| EXERCISE GOAL |
Count how many lines of the listing contain "annotation", then give that number and nothing more.
· · ·
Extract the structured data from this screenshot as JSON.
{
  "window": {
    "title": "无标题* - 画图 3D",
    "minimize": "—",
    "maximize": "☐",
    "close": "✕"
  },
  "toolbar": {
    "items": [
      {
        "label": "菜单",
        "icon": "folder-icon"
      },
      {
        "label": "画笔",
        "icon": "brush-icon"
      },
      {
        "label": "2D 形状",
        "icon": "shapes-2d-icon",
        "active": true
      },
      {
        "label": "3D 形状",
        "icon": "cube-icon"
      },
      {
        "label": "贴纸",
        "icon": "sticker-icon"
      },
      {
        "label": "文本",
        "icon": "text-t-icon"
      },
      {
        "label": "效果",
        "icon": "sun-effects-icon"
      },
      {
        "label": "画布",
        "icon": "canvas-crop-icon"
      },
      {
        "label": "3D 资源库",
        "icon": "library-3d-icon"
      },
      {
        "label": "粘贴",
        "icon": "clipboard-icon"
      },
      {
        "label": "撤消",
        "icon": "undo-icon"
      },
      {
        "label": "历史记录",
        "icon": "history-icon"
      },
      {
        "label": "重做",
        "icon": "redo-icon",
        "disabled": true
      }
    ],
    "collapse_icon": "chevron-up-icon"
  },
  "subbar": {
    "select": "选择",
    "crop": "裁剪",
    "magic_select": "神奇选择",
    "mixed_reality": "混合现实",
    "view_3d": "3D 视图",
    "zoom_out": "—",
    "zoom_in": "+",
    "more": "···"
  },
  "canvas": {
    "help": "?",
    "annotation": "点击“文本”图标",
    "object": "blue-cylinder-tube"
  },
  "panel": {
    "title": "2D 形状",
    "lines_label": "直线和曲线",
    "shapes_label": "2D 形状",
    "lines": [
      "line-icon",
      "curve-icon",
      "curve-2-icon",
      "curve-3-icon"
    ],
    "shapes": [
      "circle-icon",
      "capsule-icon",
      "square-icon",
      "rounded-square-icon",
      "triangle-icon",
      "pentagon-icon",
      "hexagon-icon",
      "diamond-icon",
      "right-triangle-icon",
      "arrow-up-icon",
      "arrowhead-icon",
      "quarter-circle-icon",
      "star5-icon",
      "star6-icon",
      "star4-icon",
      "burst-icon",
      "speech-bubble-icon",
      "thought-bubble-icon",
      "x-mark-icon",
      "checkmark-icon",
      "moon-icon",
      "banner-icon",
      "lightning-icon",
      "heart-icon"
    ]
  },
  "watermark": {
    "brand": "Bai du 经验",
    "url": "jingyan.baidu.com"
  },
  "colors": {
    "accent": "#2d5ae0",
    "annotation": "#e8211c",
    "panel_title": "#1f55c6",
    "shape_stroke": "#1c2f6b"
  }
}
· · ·
| THE COMPLETED TASK |
2